Sam Franklin admitted Manny Diaz’s departure after 18 days as Temple University’s football coach could have hurt the team’s spirits. But that won’t be the case for this team, he and his teammates say.
When the senior linebacker joined the team in 2016, the graduating class told him, “it doesn’t really matter about coaches, it matters about the team.”
The players have formed a brotherhood that will withstand a head-coach carousel, like the one Temple Athletics found themselves on this past month, Franklin and several other players said.
Before newly named coach Rod Carey addressed the media on Friday, athletic director Patrick Kraft said the players, not the coaches, make the program. He credits this as the reason the program has been successful in recent years.

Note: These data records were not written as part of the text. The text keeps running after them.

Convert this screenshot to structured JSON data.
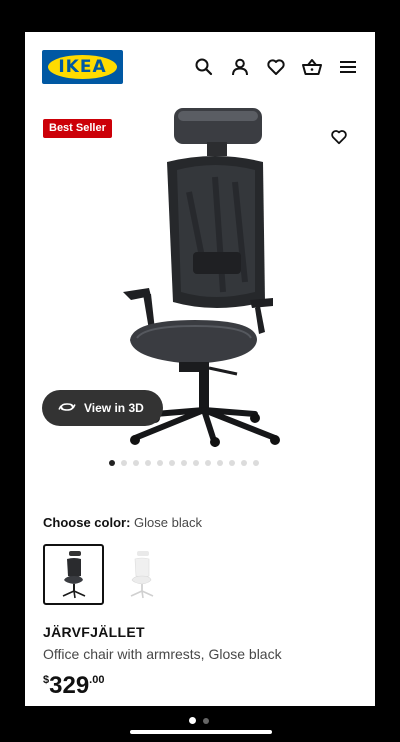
{
  "header": {
    "logo_text": "IKEA",
    "icons": [
      "search-icon",
      "account-icon",
      "heart-icon",
      "basket-icon",
      "menu-icon"
    ]
  },
  "product_media": {
    "badge": "Best Seller",
    "view_3d_label": "View in 3D",
    "image_count": 13,
    "active_image_index": 0
  },
  "color": {
    "label": "Choose color:",
    "value": "Glose black",
    "options": [
      "Glose black",
      "White"
    ]
  },
  "product": {
    "name": "JÄRVFJÄLLET",
    "description": "Office chair with armrests, Glose black",
    "price_currency": "$",
    "price_integer": "329",
    "price_decimal": ".00"
  },
  "system": {
    "page_count": 2,
    "active_page": 0
  },
  "colors": {
    "brand_blue": "#0058a3",
    "brand_yellow": "#ffdb00",
    "badge_red": "#cc0008"
  }
}
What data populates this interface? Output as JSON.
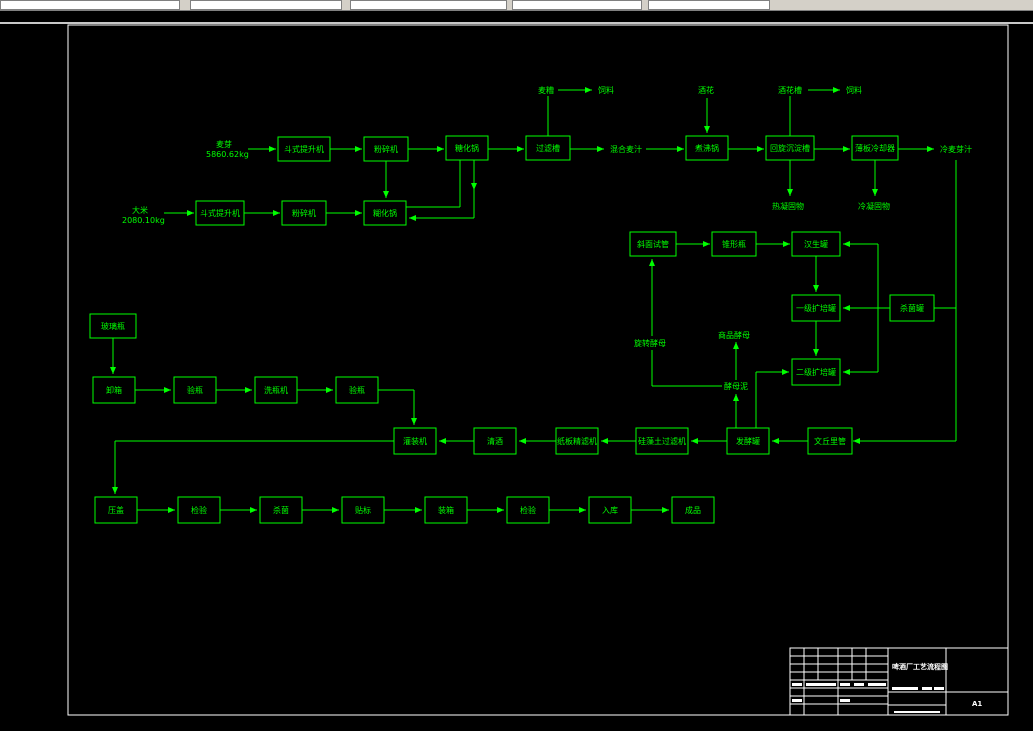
{
  "nodes": {
    "maiya": "麦芽",
    "maiya_w": "5860.62kg",
    "dami": "大米",
    "dami_w": "2080.10kg",
    "dsts1": "斗式提升机",
    "dsts2": "斗式提升机",
    "fsj1": "粉碎机",
    "fsj2": "粉碎机",
    "thg1": "糖化锅",
    "thg2": "糊化锅",
    "glc": "过滤槽",
    "maizao": "麦糟",
    "siliao1": "饲料",
    "hunhe": "混合麦汁",
    "zhufei": "煮沸锅",
    "jiuhua1": "酒花",
    "jiuhua2": "酒花槽",
    "siliao2": "饲料",
    "xuanchen": "回旋沉淀槽",
    "rening": "热凝固物",
    "bojing": "薄板冷却器",
    "lening": "冷凝固物",
    "lengmaizhi": "冷麦芽汁",
    "xiejun": "斜面试管",
    "sanjiao": "锥形瓶",
    "hanjun": "汉生罐",
    "yiji": "一级扩培罐",
    "erji": "二级扩培罐",
    "yeyang": "杀菌罐",
    "xuanzhuan": "旋转酵母",
    "shangpin": "商品酵母",
    "jiaomuni": "酵母泥",
    "fajiao": "发酵罐",
    "wenqiu": "文丘里管",
    "gltg": "硅藻土过滤机",
    "mobanguo": "纸板精滤机",
    "qingjiu": "清酒",
    "guanzhuang": "灌装机",
    "boliping": "玻璃瓶",
    "xiping": "卸箱",
    "jianping": "验瓶",
    "xipingji": "洗瓶机",
    "jianping2": "验瓶",
    "yasai": "压盖",
    "jianyan": "检验",
    "shajun": "杀菌",
    "tiebiao": "贴标",
    "zhuangxiang": "装箱",
    "jianyan2": "检验",
    "rucang": "入库",
    "chengpin": "成品"
  },
  "titleblock": {
    "title": "啤酒厂工艺流程图",
    "number": "A1"
  },
  "colors": {
    "line": "#00ff00",
    "background": "#000000",
    "border": "#ffffff"
  }
}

They Owls’ upperclassmen will be spreading that message as Carey joins the Owls as the fifth coach hired since 2010. He inherits a program that had its winningest four-year stretch in history from 2015-18, despite the coaching changes. The only constant thing for this team is leaning on their teammates on and off the field.
“We’re gonna come together as a team like we’ve been doing,” Franklin said. “At the end of the day, [the players] are going to have to present and perform. We can learn the scheme, but effort, hard work and how hard you go, that’s all something the team controls.”
As leaders, Franklin and redshirt-junior quarterback Anthony Russo, both of whom are on their fourth coach at Temple, feel they should relay that message to the younger Owls.
“I want to show the young guys that no matter what’s going on with the coaches coming and leaving, what really matters is the brotherhood in the locker room and that we are all going to work for each other,” Russo said.
Freshman running back Re’Mahn Davis, who joined the team as a mid-year enrollee, said he felt the strength of the Owls’ brotherhood, even before stepping on campus as an official student.
“I feel like I can call these guys my family, my blood-family because this is a special group,” Davis said. “It takes a lot of guts to go through what the guys at Temple and the recruits are going through right now, to be able to go through two coaching changes. …It just shows that the blood is thicker than water in the sense that these guys are really a good family.”
Davis was shocked when he found out through an ESPN alert that Diaz had left, but he and the Class of 2019 recruits told each other in a group chat that they were “going to show coaches why they should’ve never left,” Davis said.
“Even with all the coaching changes, one thing Temple has continued to do is to win games,” Davis added. “That shows why we are tough and why we are Temple tough. That’s a program that anybody should want to be a part of. Temple stays consistent, puts their foot on the gas and keeps going.”
Temple is better equipped for a coaching change now compared to when former coach Matt Rhule left because they’ve been through this before, Russo said.
“Everyone on the team is just going to take it as a motivation, and it’s going to push us to go harder every day,” Franklin said.
Carey didn’t address the team before his introductory press conference on Friday, but he met the team at Edberg-Olson Hall on Sunday. On both days, Carey’s message of “trust” was evident.
When addressing the entire team, Carey said the best way to earn trust is to show it, not say it, Russo said.
Carey said on Friday that it will be a day-to-day process to building trust with his players, a group that welcomed a new coach just a month ago.
“[Carey] doesn’t want to tell us how to trust him, he wants to show us why we can trust him,” Russo said. “Hearing him wanting to base the program around trust is something that I really like.”
“We’re going to have fun playing football, we’re going to be physical and we’re going to learn to trust each other,” Carey said on Friday. “And that’s gotta be something that just takes time. …This is step one, you hear me. There are a lot more to come, and we’re going to take them together.”
For Russo, Carey’s intentions are what matters most.
“The big thing about him is that he wants to be here,” Russo added. “He doesn’t want to go anywhere else. …It seems like he wants to be here for the long run, and that is why I think he is going to be successful.”